» **Requirement**: Your answer must be the lines from the one containing "What's the underlying" through the last line of the records below, copied exactly, with the pictures left out.

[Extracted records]
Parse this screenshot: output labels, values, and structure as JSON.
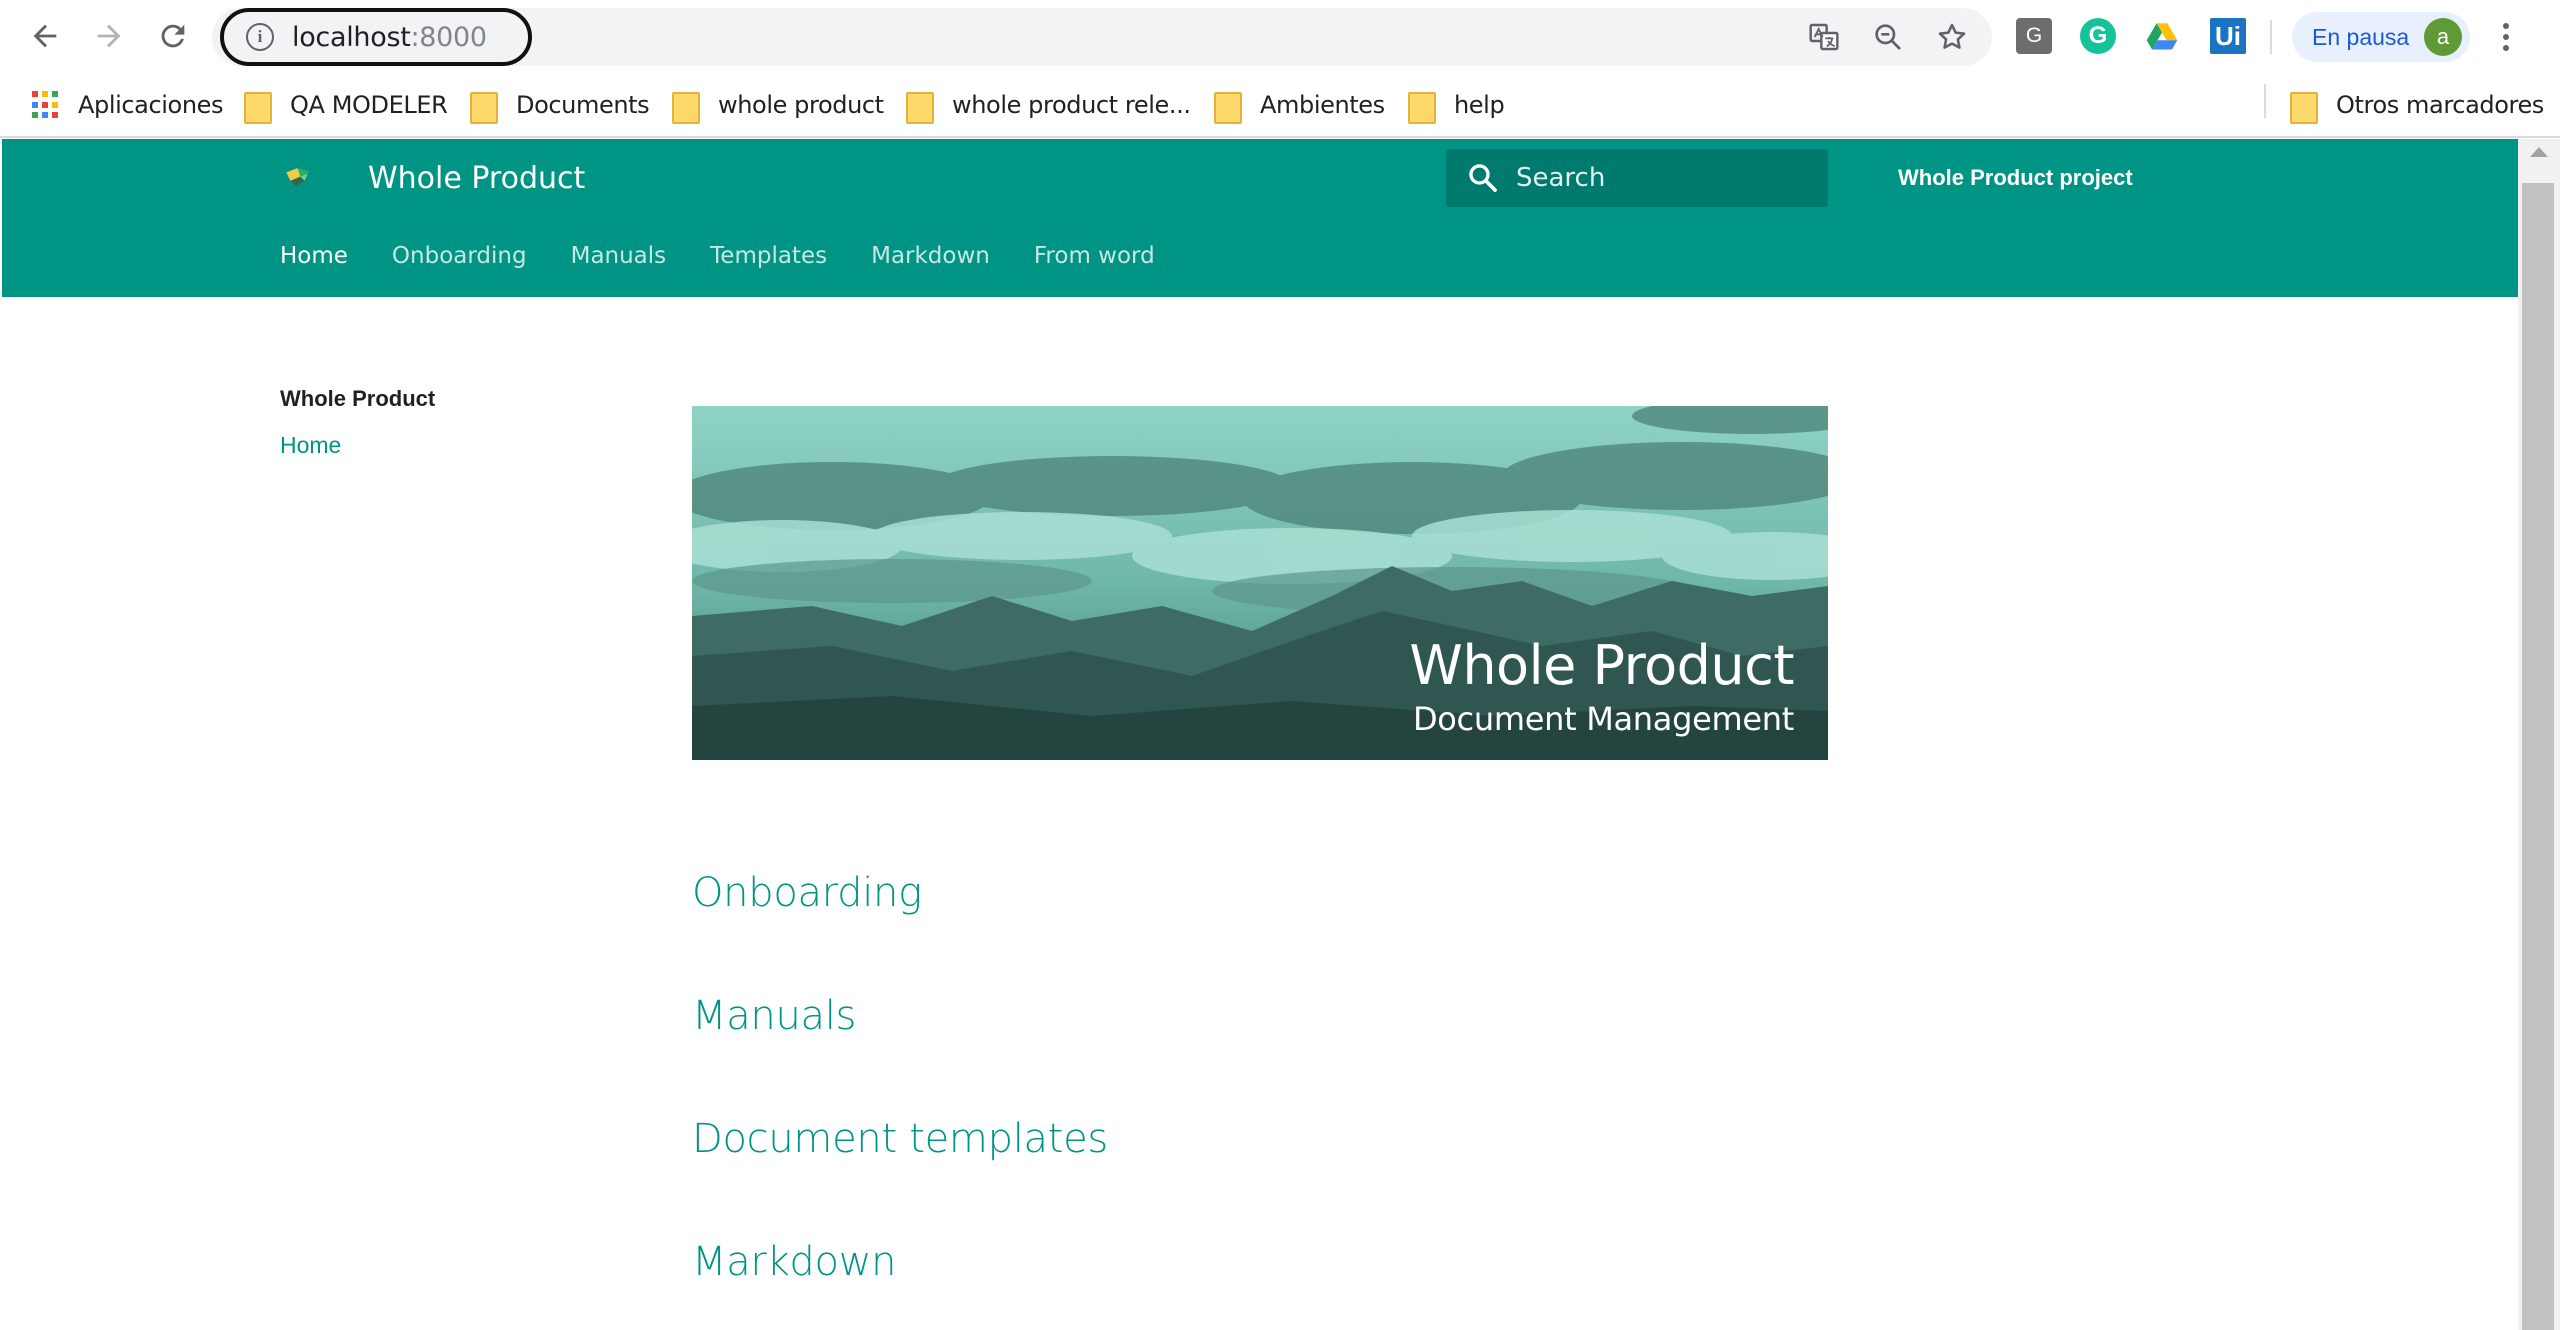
{
  "browser": {
    "url_host": "localhost",
    "url_port": ":8000",
    "profile_status": "En pausa",
    "avatar_letter": "a",
    "extensions": [
      "G",
      "G",
      "Ui"
    ]
  },
  "bookmarks": {
    "apps": "Aplicaciones",
    "items": [
      "QA MODELER",
      "Documents",
      "whole product",
      "whole product rele...",
      "Ambientes",
      "help"
    ],
    "other": "Otros marcadores"
  },
  "site": {
    "title": "Whole Product",
    "search_placeholder": "Search",
    "project_link": "Whole Product project",
    "tabs": [
      "Home",
      "Onboarding",
      "Manuals",
      "Templates",
      "Markdown",
      "From word"
    ],
    "active_tab": "Home",
    "accent_color": "#009485"
  },
  "sidebar": {
    "title": "Whole Product",
    "items": [
      "Home"
    ]
  },
  "hero": {
    "title": "Whole Product",
    "subtitle": "Document Management"
  },
  "sections": [
    "Onboarding",
    "Manuals",
    "Document templates",
    "Markdown"
  ]
}
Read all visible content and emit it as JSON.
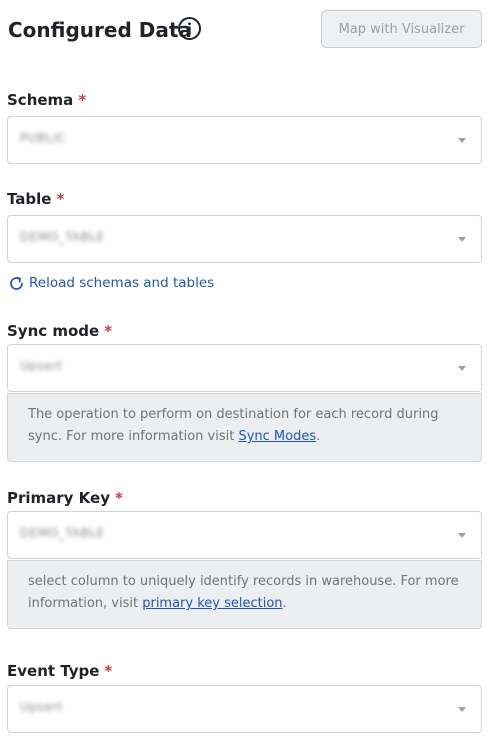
{
  "header": {
    "title": "Configured Data",
    "info_icon": "info-circle-icon",
    "map_button": "Map with Visualizer"
  },
  "fields": {
    "schema": {
      "label": "Schema",
      "required": "*",
      "value": "PUBLIC"
    },
    "table": {
      "label": "Table",
      "required": "*",
      "value": "DEMO_TABLE"
    },
    "sync_mode": {
      "label": "Sync mode",
      "required": "*",
      "value": "Upsert",
      "help_text": "The operation to perform on destination for each record during sync. For more information visit ",
      "help_link": "Sync Modes",
      "help_suffix": "."
    },
    "primary_key": {
      "label": "Primary Key",
      "required": "*",
      "value": "DEMO_TABLE",
      "help_text": "select column to uniquely identify records in warehouse. For more information, visit ",
      "help_link": "primary key selection",
      "help_suffix": "."
    },
    "event_type": {
      "label": "Event Type",
      "required": "*",
      "value": "Upsert"
    }
  },
  "reload": {
    "label": "Reload schemas and tables",
    "icon": "refresh-icon"
  },
  "colors": {
    "accent": "#1a56c7",
    "required": "#dc3545",
    "help_bg": "#eceeef"
  }
}
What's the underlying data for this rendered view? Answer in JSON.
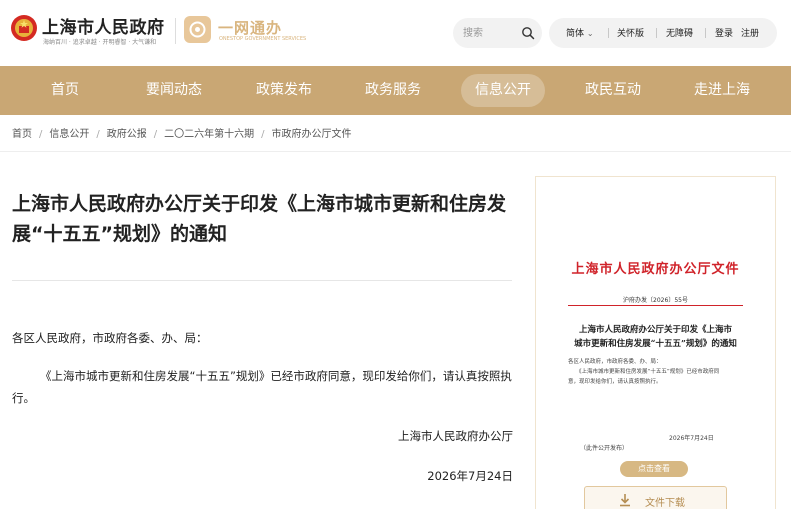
{
  "header": {
    "site_title": "上海市人民政府",
    "site_slogan": "海纳百川 · 追求卓越 · 开明睿智 · 大气谦和",
    "ywtb_title": "一网通办",
    "ywtb_sub": "ONESTOP GOVERNMENT SERVICES",
    "search_placeholder": "搜索",
    "util": {
      "lang": "简体",
      "care": "关怀版",
      "accessible": "无障碍",
      "login": "登录",
      "register": "注册"
    }
  },
  "nav": {
    "items": [
      {
        "label": "首页"
      },
      {
        "label": "要闻动态"
      },
      {
        "label": "政策发布"
      },
      {
        "label": "政务服务"
      },
      {
        "label": "信息公开"
      },
      {
        "label": "政民互动"
      },
      {
        "label": "走进上海"
      }
    ],
    "active_index": 4
  },
  "breadcrumb": [
    "首页",
    "信息公开",
    "政府公报",
    "二〇二六年第十六期",
    "市政府办公厅文件"
  ],
  "article": {
    "title": "上海市人民政府办公厅关于印发《上海市城市更新和住房发展“十五五”规划》的通知",
    "salutation": "各区人民政府，市政府各委、办、局：",
    "body": "《上海市城市更新和住房发展“十五五”规划》已经市政府同意，现印发给你们，请认真按照执行。",
    "issuer": "上海市人民政府办公厅",
    "date": "2026年7月24日"
  },
  "doc_preview": {
    "heading": "上海市人民政府办公厅文件",
    "number": "沪府办发〔2026〕55号",
    "subtitle_1": "上海市人民政府办公厅关于印发《上海市",
    "subtitle_2": "城市更新和住房发展“十五五”规划》的通知",
    "line_1": "各区人民政府，市政府各委、办、局：",
    "line_2": "《上海市城市更新和住房发展“十五五”规划》已经市政府同",
    "line_3": "意，现印发给你们，请认真按照执行。",
    "date": "2026年7月24日",
    "note": "（此件公开发布）",
    "view_label": "点击查看",
    "download_label": "文件下载"
  },
  "colors": {
    "nav_bg": "#c9a774",
    "doc_red": "#d0232a",
    "accent_gold": "#d7b883"
  }
}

» **Result**:
What's the underlying data for this rendered view? Answer in JSON.
{
  "header": {
    "site_title": "上海市人民政府",
    "site_slogan": "海纳百川 · 追求卓越 · 开明睿智 · 大气谦和",
    "ywtb_title": "一网通办",
    "ywtb_sub": "ONESTOP GOVERNMENT SERVICES",
    "search_placeholder": "搜索",
    "util": {
      "lang": "简体",
      "care": "关怀版",
      "accessible": "无障碍",
      "login": "登录",
      "register": "注册"
    }
  },
  "nav": {
    "items": [
      {
        "label": "首页"
      },
      {
        "label": "要闻动态"
      },
      {
        "label": "政策发布"
      },
      {
        "label": "政务服务"
      },
      {
        "label": "信息公开"
      },
      {
        "label": "政民互动"
      },
      {
        "label": "走进上海"
      }
    ],
    "active_index": 4
  },
  "breadcrumb": [
    "首页",
    "信息公开",
    "政府公报",
    "二〇二六年第十六期",
    "市政府办公厅文件"
  ],
  "article": {
    "title": "上海市人民政府办公厅关于印发《上海市城市更新和住房发展“十五五”规划》的通知",
    "salutation": "各区人民政府，市政府各委、办、局：",
    "body": "《上海市城市更新和住房发展“十五五”规划》已经市政府同意，现印发给你们，请认真按照执行。",
    "issuer": "上海市人民政府办公厅",
    "date": "2026年7月24日"
  },
  "doc_preview": {
    "heading": "上海市人民政府办公厅文件",
    "number": "沪府办发〔2026〕55号",
    "subtitle_1": "上海市人民政府办公厅关于印发《上海市",
    "subtitle_2": "城市更新和住房发展“十五五”规划》的通知",
    "line_1": "各区人民政府，市政府各委、办、局：",
    "line_2": "《上海市城市更新和住房发展“十五五”规划》已经市政府同",
    "line_3": "意，现印发给你们，请认真按照执行。",
    "date": "2026年7月24日",
    "note": "（此件公开发布）",
    "view_label": "点击查看",
    "download_label": "文件下载"
  },
  "colors": {
    "nav_bg": "#c9a774",
    "doc_red": "#d0232a",
    "accent_gold": "#d7b883"
  }
}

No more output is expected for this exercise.